Compared to other high-income countries, Canada is doing very little to prepare for the “greying of society,” according to a new study by public policy think-tank the Fraser Institute.
Among G7 countries, Canada is the only one without a plan to increase the age of eligibility for government retirement programs, noted the study. The former Conservative federal government planned to increase the age of eligibility to 67 for old-age security and the guaranteed income supplement, a measure that would have been fully implemented in 2029. But Justin Trudeau’s Liberal government reversed the decision in its first budget, keeping the age of eligibility at 65.
“Like every other high-income country, Canada’s population is aging, but unlike most of our peers, Canada is doing very little to prepare for the greying of society,” said Jason Clemens, executive vice-president of the Fraser Institute and co-author of the study, in a news release.
In Britain and Ireland, the age of eligibility is being raised to 68, while France, Germany, Italy and the United States are all increasing their retirement age to 67 over the next five to 12 years. And Iceland is moving to age 70. Five countries are indexing their age of eligibility to life expectancy.

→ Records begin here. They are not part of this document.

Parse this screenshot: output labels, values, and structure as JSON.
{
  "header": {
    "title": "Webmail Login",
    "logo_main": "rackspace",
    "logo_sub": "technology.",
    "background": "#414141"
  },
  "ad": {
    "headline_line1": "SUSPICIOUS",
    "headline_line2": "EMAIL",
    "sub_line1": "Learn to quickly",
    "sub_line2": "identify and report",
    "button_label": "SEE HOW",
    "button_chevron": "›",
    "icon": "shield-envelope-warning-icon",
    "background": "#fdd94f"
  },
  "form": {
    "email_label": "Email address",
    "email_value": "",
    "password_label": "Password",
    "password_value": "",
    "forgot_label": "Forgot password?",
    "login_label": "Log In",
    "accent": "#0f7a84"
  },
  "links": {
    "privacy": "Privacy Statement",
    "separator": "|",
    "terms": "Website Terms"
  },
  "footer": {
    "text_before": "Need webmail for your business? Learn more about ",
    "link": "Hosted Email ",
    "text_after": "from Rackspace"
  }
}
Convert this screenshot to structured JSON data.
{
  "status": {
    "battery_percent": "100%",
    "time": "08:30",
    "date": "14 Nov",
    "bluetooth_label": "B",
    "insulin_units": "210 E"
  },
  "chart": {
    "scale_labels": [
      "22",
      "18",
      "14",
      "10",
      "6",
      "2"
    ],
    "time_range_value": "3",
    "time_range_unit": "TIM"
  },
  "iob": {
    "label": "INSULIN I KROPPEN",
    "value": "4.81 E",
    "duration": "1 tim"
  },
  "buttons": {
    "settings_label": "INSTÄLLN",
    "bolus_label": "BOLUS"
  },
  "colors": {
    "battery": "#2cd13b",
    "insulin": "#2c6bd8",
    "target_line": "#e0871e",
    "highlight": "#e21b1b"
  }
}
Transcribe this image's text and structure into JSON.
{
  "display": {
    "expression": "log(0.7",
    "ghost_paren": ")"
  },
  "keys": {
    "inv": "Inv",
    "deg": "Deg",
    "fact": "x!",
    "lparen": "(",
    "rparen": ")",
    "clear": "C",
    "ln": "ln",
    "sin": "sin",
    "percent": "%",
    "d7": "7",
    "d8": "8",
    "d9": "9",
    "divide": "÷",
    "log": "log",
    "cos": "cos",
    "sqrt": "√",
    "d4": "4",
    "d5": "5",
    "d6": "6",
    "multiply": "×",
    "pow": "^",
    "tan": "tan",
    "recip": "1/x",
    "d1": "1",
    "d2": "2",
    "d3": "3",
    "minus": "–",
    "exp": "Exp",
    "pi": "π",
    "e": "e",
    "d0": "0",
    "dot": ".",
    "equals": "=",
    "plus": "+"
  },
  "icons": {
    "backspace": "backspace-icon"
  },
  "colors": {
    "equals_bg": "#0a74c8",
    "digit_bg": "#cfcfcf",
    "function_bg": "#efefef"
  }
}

In fact, of the 22 countries in the Organization for Economic Co-operation and Development, 18 countries, or 82 per cent, are increasing the age of eligibility for their public pension systems, according to the study. In that group, Canada is one of only five countries — along with Luxembourg, Norway, Sweden and Switzerland — without a plan to increase the eligibility age.
“Increasing the age of eligibility for public retirement programs is only one possible reform to better prepare for Canada’s aging population,” said Clemens. “Unfortunately, on this issue, the federal government has offered no alternatives other than the status quo.”
Source: Benefits Canada